Gerlach expects a new atmosphere at the capitolWith Republicans in control of the House and the Senate, Chris Gerlach expects a different experience this year
By: Nathan Hansen, Rosemount Town Pages
Chris Gerlach expects a different kind of session this year at the capitol.
Gerlach, the Republican Senator who represents Rosemount in the Minnesota Legislature, expects change now that Republicans control both the House and the Senate.
“It’s going to be hugely different from a budget perspective,” Gerlach said Monday, the eve of this year’s session was scheduled to start. “For the last eight years you had essentially DFL legislatures pushing large budgets at Governor Pawlenty, who either refused to sign them or line-item vetoed them.... This time, you’re going to have a Republican legislature sending a pared-down budget.”
That budget is going to be the focus of a lot of discussion over the next several months.
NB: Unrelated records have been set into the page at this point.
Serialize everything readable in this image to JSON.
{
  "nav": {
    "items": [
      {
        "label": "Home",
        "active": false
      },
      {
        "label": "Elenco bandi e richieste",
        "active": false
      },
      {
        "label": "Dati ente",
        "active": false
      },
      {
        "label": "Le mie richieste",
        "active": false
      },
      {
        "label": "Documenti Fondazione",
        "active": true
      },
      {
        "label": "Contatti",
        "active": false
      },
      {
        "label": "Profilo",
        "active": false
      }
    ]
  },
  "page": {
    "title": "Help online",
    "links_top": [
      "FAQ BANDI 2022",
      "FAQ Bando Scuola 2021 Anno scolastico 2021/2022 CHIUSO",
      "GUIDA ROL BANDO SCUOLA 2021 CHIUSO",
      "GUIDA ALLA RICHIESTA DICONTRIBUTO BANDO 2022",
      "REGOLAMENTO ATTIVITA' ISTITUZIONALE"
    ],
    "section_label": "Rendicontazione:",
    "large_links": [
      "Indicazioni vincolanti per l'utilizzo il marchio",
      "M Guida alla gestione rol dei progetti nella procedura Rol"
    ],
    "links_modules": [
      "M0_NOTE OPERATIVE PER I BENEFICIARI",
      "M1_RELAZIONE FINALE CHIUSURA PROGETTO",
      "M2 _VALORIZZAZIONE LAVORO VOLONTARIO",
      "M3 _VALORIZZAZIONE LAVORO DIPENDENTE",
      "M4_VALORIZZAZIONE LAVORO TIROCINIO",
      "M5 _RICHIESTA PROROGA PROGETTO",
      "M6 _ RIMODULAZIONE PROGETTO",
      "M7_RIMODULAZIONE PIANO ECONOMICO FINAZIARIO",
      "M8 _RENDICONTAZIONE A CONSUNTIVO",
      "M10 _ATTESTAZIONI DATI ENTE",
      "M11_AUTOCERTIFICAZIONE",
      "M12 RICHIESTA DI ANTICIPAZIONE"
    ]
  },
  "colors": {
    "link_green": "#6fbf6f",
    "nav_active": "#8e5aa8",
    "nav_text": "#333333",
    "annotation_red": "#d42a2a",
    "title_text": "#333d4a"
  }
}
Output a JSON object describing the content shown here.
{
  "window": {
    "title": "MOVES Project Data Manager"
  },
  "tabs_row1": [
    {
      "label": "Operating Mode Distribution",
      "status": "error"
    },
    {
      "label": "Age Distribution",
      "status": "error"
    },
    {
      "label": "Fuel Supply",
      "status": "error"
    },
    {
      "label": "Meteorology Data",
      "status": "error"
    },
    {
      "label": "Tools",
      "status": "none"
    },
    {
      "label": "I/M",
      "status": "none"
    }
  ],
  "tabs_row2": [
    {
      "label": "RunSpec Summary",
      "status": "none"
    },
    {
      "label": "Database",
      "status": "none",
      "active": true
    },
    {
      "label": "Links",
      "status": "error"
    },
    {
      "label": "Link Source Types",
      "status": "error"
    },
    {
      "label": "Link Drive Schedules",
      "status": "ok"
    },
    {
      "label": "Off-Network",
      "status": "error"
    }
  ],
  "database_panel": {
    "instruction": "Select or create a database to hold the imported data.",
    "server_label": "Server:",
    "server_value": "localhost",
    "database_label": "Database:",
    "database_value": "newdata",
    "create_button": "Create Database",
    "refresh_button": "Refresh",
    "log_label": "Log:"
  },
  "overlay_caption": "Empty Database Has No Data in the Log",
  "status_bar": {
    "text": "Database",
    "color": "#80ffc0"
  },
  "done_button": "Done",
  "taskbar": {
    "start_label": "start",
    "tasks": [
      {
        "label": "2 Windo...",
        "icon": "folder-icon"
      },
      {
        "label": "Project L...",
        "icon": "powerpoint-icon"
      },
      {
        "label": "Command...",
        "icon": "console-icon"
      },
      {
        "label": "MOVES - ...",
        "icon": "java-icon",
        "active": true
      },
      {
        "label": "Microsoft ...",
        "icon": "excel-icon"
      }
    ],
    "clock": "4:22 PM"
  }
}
With the state facing an anticipated $6.2 billion budget deficit, there will have to be changes. Gerlach expects there will be a number of unpopular decisions to make.
Gerlach said he’s not interested in raising taxes to erase the deficit. He said part of the problem the state faces is that while revenues are expected to grow by 5 percent over the next two years, expenses are expected to grow by 27 percent.
“It’s not going to be easy,” he said. “We’re going to be cutting a lot of things people have become accustomed to. But they’re going to be fair. They’re going to be balanced.... It’s not going to be easy, but we’re going to do that.”
New Governor Mark Dayton has said he would like a large bonding bill this year, but Gerlach wants to see hiring done by private businesses, not the government.
Gerlach, who will serve this year as chair of the commerce committee, hopes to see other changes he believes will help the state’s budget in the longer term. He’d like to see a reduction in the state’s corporate tax rates as well as tax cuts tied to hiring for small-business owners. He also would like to see changes to the state’s permitting process for operations like gravel mines and an exploration of the state’s option for eliminating no-fault auto insurance.
“That’s a decades-old experiment that has not worked,” Gerlach said.
Overall, Gerlach looks forward to a productive session.
“It’s going to be a very different climate,” he said. “It’s going to be a very interesting session. Much different than we’re used to in the past years.”